Six signs that social is gaining ground as a marketing and customer service staple
Social media’s ever-increasing popularity as a business tool is no surprise. As customers increase their interest in and use of social to interact with each other and their preferred brands, a growing number of companies are in lock step—wooing those customers in social settings with marketing campaigns and customer support.
But these advances are just the beginning. Businesses have yet to use social to its full potential, according to “Social Media 2012: State of Adoption,” a study I conducted in collaboration with Esteban Kolsky. The following key findings highlight that potential.
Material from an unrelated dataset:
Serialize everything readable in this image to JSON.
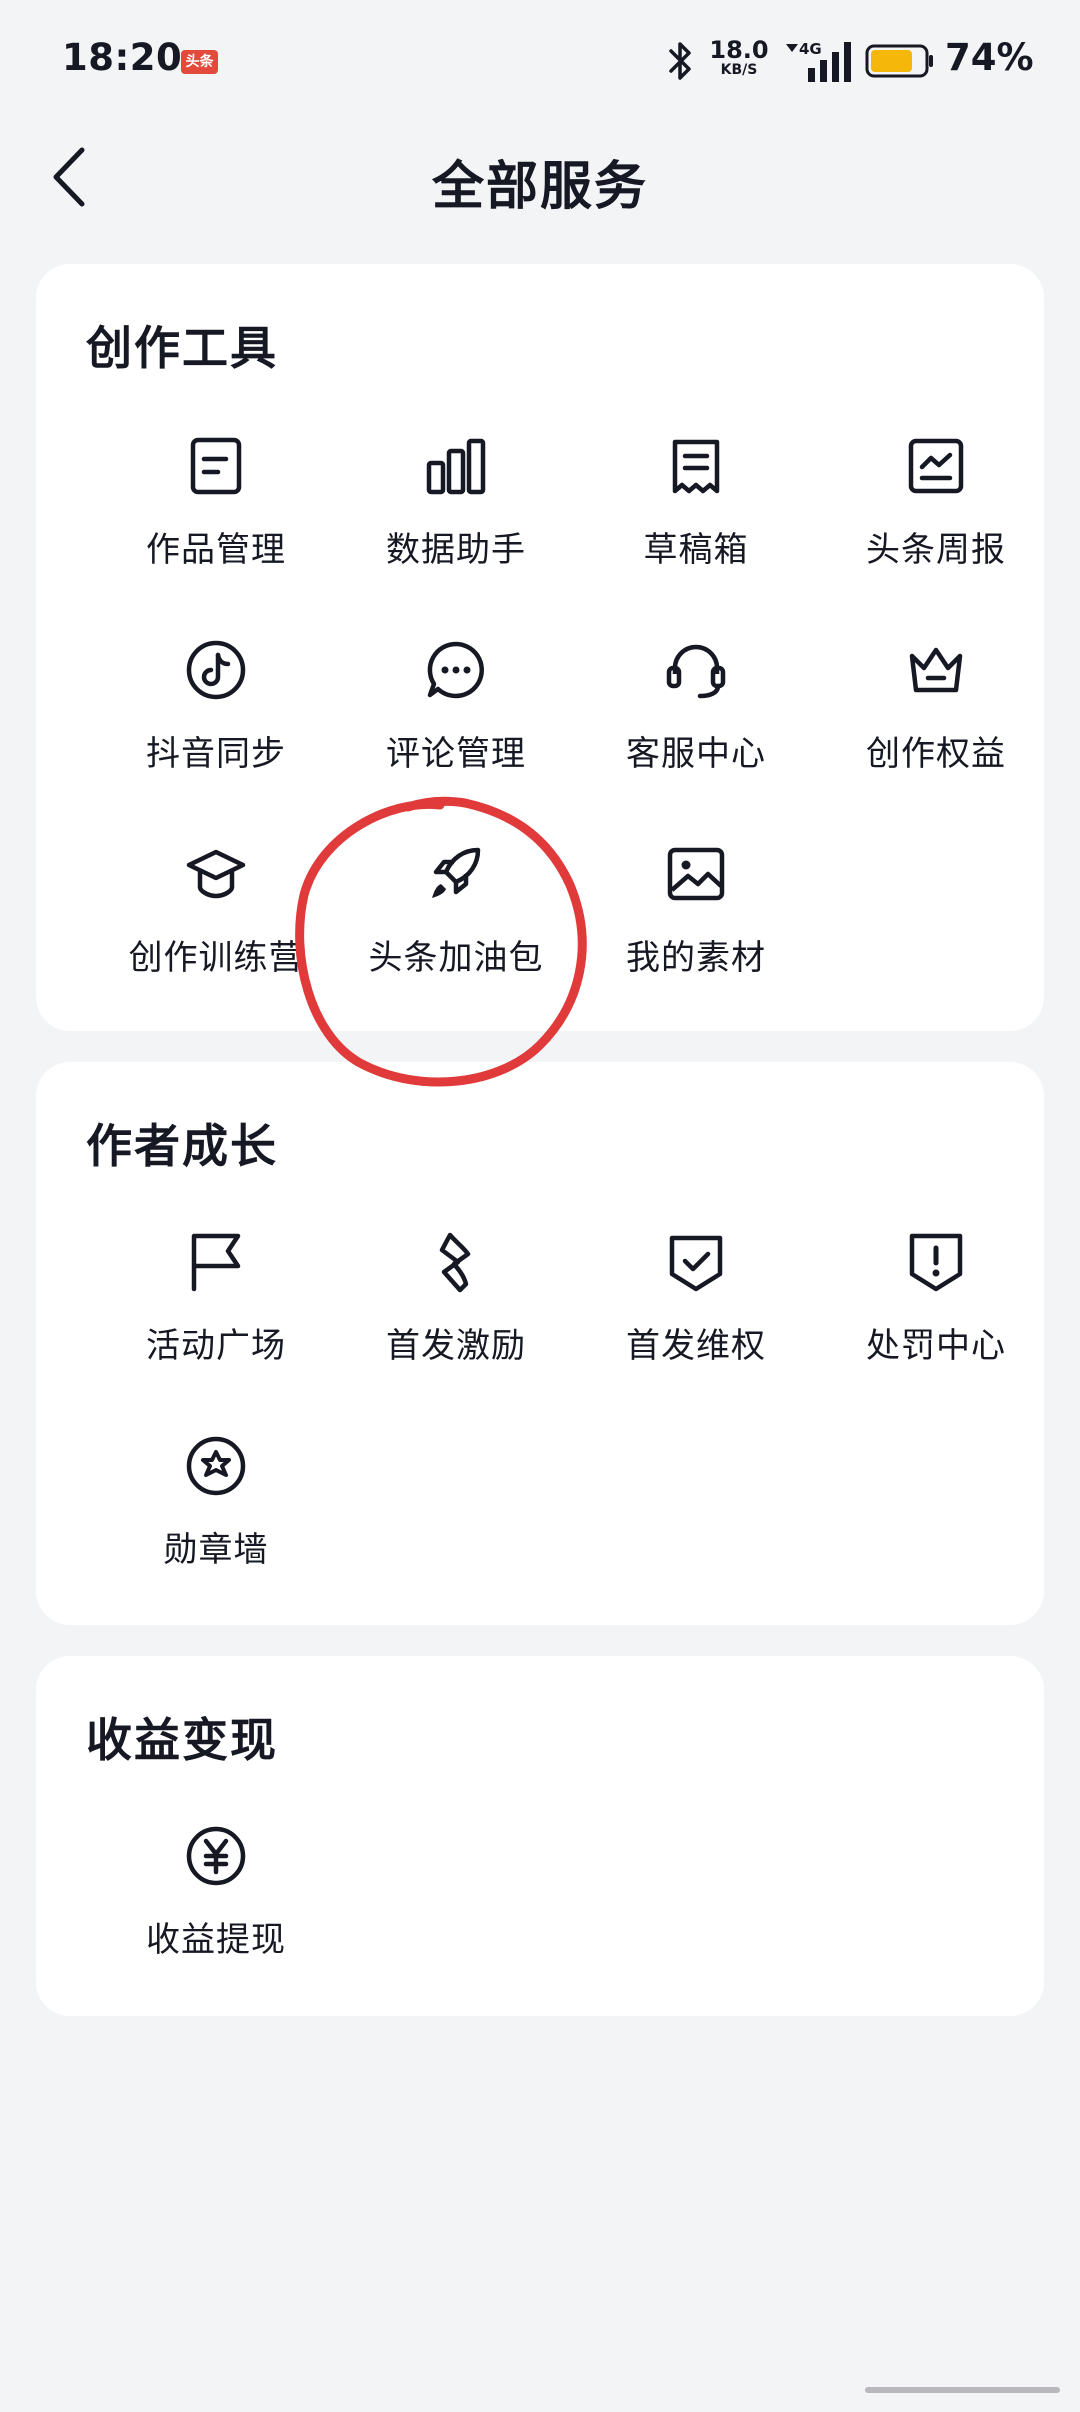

Obstacles to adoption remain, but they are largely not technical. Executives “get it,” and younger people generally have more experience with social media and they get it too. Although some business leaders have concerns about legal issues and security, many haven’t figured out where in their organizations to first apply social media or which business processes to start with. So there’s plenty of opportunity for vendors and providers to show the way to do social well, including lessons learned, best practices, frameworks, and methodologies.
The usual suspects have the greatest adoption; for example, Twitter, Facebook, LinkedIn, plus the corporate blog and video. While these channels are important, they represent the last mile for social media use. Other activities, like capturing customer input, lag—and a strong case can be made that companies are building out their social strategies in a sequential process: from the customer in or from the data out.
Video and picture sharing are among the top social media. Many organizations have not yet adopted video as a messaging tool in part because it can be expensive and it requires additional expertise that must either be hired or bought on a consulting basis. But in other research, we’ve seen that organizations that have adopted video and sharing sites like YouTube and Vimeo are discovering strong ROI, especially in the sales and marketing process. Video sharing through links in social media is a natural fit and companies are eagerly adopting it.
Marketing and service have more uses for social media than does sales, so far. Customer service has more use cases for social media than the other two areas combined. Sales adoption is clustered around the early parts of the funnel such as prospecting and providing information. Marketers know that social is useful for capturing supplementary customer data and using it in nurturing programs. Customer service uses social media in a variety of situations for improving first-call resolution and providing correct information to customers.
Overall, marketing’s use of social media appears to be more sophisticated than either sales or service, as these two departments use social primarily for outbound communication. Marketing is at least beginning to collect customer input for data collection.
Social media has also made significant impacts inside the organization for communicating with and among employees. Its benefits include better employee feedback, greater individual participation in problem solving, and greater job satisfaction. Although people see easier recruiting benefits, they don’t see improvement in employee retention with social media. Nonetheless, a company’s positive experience with employee give-and-take through social media will give some the confidence they need to use social media in novel ways with customers to capture more feedback; internal successes will easily lead to further adoption of the technologies and to seek external use cases.
Content is still king. Ranking the three major social media sites for usefulness, Twitter is first followed by Facebook, and then LinkedIn. Interestingly, corporate blogs and product/service blogs are rated higher than the top three services in terms of content, perhaps indicating that people want specific content and they are not put off by content size or the time it might take to read or view it. So the three popular social tools might help get the conversation started but successful companies will quickly discover that they need more content for follow up.
Denis Pombriant is principle of Beagle Research Group.